To do> Every line of the entries below that mentions "icon" is to be copied out.

Information supplied>
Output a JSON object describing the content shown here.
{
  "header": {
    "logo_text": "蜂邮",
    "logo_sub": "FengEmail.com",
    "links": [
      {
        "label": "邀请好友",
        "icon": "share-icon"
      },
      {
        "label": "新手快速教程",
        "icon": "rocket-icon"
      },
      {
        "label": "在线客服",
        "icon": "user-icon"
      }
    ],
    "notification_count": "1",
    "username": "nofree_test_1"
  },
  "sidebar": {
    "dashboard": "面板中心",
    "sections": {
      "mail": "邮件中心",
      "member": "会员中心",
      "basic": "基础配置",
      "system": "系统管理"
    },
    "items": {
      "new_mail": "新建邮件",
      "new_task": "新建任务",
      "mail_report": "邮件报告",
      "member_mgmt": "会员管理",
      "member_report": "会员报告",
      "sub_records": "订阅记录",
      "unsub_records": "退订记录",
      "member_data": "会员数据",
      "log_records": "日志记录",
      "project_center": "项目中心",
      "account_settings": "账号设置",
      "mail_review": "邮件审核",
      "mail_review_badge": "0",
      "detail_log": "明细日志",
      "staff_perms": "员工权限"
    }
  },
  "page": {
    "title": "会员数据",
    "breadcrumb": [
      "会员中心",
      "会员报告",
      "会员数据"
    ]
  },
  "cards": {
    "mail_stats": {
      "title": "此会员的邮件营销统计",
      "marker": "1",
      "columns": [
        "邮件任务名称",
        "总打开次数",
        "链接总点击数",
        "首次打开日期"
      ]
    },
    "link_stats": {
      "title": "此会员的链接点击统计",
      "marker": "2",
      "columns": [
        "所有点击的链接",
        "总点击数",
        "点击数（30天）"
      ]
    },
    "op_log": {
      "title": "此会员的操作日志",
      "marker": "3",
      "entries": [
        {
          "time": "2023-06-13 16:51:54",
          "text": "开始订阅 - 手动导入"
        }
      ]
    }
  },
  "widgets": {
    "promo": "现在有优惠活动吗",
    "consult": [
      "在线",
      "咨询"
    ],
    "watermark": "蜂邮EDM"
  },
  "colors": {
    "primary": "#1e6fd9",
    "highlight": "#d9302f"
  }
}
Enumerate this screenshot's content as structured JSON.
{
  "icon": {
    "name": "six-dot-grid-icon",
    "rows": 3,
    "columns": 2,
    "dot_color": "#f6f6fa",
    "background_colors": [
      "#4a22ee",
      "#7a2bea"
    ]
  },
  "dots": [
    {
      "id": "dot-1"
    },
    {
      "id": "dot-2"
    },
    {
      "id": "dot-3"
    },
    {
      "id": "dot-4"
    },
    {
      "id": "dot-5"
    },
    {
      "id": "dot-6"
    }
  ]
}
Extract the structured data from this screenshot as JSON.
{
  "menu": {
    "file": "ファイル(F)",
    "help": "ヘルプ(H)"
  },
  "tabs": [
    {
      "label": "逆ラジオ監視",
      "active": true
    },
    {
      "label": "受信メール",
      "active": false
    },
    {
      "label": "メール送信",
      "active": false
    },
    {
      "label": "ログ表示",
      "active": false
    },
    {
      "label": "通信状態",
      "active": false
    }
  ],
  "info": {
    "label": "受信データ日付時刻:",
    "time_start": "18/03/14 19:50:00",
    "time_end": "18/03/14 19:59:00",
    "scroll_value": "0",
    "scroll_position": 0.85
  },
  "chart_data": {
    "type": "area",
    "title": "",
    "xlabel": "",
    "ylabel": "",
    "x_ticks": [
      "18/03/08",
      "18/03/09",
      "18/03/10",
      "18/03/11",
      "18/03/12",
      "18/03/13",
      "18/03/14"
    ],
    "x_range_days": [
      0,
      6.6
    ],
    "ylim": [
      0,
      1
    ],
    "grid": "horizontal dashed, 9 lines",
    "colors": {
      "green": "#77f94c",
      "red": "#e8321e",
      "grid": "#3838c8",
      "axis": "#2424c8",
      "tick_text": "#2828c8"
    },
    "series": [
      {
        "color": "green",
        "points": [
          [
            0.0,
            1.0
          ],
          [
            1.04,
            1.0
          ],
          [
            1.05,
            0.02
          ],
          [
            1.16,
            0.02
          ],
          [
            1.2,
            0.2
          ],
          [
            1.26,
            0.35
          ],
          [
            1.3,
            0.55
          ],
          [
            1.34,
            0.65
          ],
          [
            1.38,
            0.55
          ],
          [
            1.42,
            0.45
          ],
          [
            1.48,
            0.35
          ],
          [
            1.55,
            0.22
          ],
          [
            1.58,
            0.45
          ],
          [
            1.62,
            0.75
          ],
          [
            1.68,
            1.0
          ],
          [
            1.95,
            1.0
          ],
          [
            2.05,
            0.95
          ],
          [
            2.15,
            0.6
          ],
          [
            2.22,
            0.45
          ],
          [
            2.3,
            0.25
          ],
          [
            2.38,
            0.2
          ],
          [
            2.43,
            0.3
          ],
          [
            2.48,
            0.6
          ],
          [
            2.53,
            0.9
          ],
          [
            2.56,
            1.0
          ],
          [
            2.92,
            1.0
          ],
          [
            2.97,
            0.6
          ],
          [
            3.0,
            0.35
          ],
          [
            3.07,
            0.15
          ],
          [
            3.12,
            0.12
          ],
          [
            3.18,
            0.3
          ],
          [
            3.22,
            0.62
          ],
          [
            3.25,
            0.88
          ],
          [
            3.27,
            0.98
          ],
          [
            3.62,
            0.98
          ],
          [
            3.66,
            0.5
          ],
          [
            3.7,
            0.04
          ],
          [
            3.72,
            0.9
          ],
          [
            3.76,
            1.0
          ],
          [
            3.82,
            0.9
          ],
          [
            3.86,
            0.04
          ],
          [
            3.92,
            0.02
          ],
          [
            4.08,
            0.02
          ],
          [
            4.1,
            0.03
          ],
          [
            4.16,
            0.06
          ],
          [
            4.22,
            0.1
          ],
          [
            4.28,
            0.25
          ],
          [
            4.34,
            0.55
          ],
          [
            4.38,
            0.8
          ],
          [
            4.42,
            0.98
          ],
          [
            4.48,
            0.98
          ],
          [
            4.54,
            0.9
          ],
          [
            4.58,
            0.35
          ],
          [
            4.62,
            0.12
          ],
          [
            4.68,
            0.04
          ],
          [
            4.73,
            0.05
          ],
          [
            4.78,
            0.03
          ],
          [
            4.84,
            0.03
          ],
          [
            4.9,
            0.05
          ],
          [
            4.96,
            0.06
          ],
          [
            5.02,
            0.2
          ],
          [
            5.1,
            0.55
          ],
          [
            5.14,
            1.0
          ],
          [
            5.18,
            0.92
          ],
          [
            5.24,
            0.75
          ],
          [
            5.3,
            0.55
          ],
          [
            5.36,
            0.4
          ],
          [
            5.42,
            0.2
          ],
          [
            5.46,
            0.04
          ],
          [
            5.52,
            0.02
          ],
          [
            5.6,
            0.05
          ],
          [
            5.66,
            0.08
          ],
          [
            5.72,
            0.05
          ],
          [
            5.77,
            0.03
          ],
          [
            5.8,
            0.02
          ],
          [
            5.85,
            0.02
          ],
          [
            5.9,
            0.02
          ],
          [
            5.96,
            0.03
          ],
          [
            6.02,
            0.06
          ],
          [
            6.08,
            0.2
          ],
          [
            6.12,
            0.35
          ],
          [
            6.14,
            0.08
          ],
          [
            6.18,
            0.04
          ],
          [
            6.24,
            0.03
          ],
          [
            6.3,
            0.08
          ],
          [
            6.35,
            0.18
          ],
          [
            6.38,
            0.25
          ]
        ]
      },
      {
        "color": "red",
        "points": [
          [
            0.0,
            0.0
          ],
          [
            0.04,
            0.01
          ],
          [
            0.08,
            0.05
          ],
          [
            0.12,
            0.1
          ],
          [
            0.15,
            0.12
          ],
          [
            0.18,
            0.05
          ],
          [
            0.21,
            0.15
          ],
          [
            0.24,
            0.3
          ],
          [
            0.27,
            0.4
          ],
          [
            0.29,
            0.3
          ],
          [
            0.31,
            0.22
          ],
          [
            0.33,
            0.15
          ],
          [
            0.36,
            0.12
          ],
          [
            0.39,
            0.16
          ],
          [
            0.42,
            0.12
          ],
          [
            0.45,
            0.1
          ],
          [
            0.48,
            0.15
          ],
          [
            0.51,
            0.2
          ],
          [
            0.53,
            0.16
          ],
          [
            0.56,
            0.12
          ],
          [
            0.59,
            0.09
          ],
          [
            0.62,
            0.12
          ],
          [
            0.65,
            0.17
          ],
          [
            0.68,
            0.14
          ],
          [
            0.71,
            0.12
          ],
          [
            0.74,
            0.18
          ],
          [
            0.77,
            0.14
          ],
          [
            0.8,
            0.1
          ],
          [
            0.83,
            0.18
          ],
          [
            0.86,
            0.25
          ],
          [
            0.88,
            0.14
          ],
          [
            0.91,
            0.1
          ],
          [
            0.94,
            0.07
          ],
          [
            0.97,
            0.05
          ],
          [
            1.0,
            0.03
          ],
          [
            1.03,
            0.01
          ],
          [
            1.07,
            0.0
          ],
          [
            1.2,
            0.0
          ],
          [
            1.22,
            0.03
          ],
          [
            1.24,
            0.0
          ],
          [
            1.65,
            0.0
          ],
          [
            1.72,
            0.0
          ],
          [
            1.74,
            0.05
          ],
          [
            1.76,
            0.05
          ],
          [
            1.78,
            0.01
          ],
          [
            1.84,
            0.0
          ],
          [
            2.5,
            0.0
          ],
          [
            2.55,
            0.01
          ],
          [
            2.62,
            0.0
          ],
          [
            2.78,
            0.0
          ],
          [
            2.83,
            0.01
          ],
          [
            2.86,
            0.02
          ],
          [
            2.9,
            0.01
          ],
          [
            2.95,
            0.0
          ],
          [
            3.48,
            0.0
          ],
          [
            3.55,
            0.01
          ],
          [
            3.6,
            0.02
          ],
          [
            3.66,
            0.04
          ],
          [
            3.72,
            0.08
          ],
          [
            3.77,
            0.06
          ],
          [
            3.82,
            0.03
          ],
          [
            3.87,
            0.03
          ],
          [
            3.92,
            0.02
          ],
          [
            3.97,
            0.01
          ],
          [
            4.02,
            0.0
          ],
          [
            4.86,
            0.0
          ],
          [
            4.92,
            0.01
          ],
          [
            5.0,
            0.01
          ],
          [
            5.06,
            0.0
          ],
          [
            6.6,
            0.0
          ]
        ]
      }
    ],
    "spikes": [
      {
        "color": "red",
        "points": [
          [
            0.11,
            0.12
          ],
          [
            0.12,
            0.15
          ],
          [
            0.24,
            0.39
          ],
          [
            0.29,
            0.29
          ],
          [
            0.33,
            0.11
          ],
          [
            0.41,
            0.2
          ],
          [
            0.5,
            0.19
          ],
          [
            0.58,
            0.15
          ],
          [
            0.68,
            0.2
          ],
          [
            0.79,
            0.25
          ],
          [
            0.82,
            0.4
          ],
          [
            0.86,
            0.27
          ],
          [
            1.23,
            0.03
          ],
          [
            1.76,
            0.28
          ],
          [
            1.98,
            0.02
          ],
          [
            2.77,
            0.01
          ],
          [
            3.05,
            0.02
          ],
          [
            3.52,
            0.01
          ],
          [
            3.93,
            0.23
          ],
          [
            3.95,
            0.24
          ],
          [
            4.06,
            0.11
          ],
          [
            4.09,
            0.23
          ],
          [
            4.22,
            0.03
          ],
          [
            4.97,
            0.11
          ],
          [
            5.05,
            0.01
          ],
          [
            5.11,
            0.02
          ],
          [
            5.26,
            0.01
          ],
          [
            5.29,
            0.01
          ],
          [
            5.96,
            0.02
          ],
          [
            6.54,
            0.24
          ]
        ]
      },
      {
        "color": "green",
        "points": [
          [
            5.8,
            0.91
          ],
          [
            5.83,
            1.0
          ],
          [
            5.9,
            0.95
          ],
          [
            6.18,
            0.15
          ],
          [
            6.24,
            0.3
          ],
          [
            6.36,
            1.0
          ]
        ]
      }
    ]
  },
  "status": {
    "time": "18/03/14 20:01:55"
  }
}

Reply to the exercise>
        "icon": "share-icon"
        "icon": "rocket-icon"
        "icon": "user-icon"
  "icon": {
    "name": "six-dot-grid-icon",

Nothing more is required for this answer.